DURING this pandemic, we usually hear the word “flattening the curve” from our medical experts. What does it mean? It means inhibiting new infections to reduce the number of cases at any given time, allowing health care services to better manage the volume of patients.
You may have seen a graph on social media called flattening the curve. The graph shows a tall, narrow curve and a short, wide curve. Through the graph is a line that shows how many people are sick that hospitals can treat. The tall curve goes above the line. That means too many people are sick at one time. We won’t have enough hospital beds for all the people who will need treatment. The flatter curve shows what happens if the spread of the virus slows down. The same number of people may get sick, but the infections happen over a longer span of time, so hospitals can treat everyone.
Now, there is a new term, “flatten the fear.” There is a group of doctors in the US who is advocating this. It is being replicated in the Philippines by some medical experts. The advocates said: “Together we ‘flattened the curve.’ Now, it’s time to ‘flatten the fear.’” Doctors from different countries are saying, “It’s okay to get back to work and re-open their respective country.”
The Philippines’ group is headed by former Health Secretary Jaime Galvez-Tan.
The group recommended hydroxychloroquine (HCQ) as an oral prophylaxis or as a preventive measure against Covid-19. Called Concerned Doctors and Citizens of the Philippines (CDC-Phi), the group touted HCQ as an effective, safe, inexpensive and readily available intervention that focuses on early treatment and home quarantine for most patients and as a prophylaxis for high-risk individuals, such as medical frontliners.
They proposed to President Rodrigo Duterte that the country adopt a national protocol for prophylaxis and early treatment of Covid-19, aimed at reducing hospitalization and preventing loss of lives.
The group is also advocating for an end to quarantine lockdowns so that people can rebuild their lives.
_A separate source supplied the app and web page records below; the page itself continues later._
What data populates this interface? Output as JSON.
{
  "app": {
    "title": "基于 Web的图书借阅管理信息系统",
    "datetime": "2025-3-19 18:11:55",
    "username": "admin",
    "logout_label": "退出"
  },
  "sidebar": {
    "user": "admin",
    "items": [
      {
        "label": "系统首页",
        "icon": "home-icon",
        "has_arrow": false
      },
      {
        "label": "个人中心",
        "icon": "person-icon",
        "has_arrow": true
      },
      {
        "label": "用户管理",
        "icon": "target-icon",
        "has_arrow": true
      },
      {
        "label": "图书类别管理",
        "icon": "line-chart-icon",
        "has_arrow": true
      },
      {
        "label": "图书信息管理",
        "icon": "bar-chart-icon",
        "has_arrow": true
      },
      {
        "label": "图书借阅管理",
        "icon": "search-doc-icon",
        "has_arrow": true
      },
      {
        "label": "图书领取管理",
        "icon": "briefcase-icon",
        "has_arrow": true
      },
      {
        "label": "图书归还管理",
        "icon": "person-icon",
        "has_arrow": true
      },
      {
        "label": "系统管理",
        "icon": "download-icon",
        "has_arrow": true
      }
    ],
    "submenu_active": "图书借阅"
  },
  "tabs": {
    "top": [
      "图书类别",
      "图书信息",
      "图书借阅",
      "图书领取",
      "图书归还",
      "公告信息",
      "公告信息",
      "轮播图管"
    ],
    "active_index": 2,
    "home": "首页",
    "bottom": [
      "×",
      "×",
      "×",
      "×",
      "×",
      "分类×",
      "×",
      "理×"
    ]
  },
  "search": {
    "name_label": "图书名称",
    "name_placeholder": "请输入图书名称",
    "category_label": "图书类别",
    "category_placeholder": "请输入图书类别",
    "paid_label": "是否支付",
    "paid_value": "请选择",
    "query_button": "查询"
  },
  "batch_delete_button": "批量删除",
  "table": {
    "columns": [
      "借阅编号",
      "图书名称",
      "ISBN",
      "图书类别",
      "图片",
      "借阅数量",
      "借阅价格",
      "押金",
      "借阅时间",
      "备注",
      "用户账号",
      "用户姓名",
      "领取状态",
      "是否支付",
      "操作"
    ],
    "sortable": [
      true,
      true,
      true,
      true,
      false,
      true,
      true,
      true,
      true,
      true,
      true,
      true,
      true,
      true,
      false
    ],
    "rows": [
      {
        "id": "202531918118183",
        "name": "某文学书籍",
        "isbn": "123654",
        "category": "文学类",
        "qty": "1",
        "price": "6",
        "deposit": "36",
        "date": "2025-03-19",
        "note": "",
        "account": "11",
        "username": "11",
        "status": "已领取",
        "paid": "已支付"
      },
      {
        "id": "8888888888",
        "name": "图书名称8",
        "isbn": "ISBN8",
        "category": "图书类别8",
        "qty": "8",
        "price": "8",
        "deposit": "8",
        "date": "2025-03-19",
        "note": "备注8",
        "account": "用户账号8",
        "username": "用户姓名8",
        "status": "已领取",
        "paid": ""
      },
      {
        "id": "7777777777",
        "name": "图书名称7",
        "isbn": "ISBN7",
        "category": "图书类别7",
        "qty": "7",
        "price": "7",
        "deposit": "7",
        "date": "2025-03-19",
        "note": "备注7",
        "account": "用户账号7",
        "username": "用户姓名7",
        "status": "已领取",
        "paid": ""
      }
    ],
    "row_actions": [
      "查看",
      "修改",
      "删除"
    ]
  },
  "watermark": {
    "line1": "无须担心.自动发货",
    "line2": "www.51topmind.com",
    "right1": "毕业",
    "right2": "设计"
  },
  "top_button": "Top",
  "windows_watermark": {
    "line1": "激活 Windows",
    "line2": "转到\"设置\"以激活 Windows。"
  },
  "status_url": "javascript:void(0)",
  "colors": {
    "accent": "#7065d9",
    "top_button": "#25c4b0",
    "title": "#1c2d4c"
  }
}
They group is willing to sit down with the Inter-agency Task Force for the Management of Emerging Infectious Disease (IATF) to discuss their proposal that can be implemented at the barangay level.
The World Health Organization (WHO) removed the HCQ as one of the drugs included in the solidarity trial for possible Covid-19 cure. The WHO said it discontinued the use of HCQ, which is used in treating malaria, after it was proven that it did not offer any reduction in mortality among hospitalized Covid-19 patients. However, some members of the CDC-PH claimed that most countries that did not use HCQ had a higher case fatality rate than countries that used it.
Galvez-Tan also urged the public to go out and experience the sun, soak up vitamin D, which he claimed could help boost the immune system. Most of the studies show that if you are outside, the less likely or almost no Covid-19 transmission happens as long as we are not jampacked like sardines, Galvez-Tan said. However, both Food and Drug Administration (FAD) here and in the US caution against the use of HCQ for Covid-19 outside the hospital setting or a clinical trial due to risk of heart rhythm problems.
Well, who am I to question the opinion of these medical experts? But their move is too abrupt. Experts are even debating on the distance between two passengers in public utility vehicles and promote social distancing as a protocol of preventing transmission. But here‘s some group pushing for an option, the use of medicine that is not acknowledged by no less than the FDA, a regulatory body for medicinal business and WHO, whose mandate is advocating universal healthcare, monitoring public health risks, coordinating responses to health care emergencies and promoting human health and well being. Why should we gamble?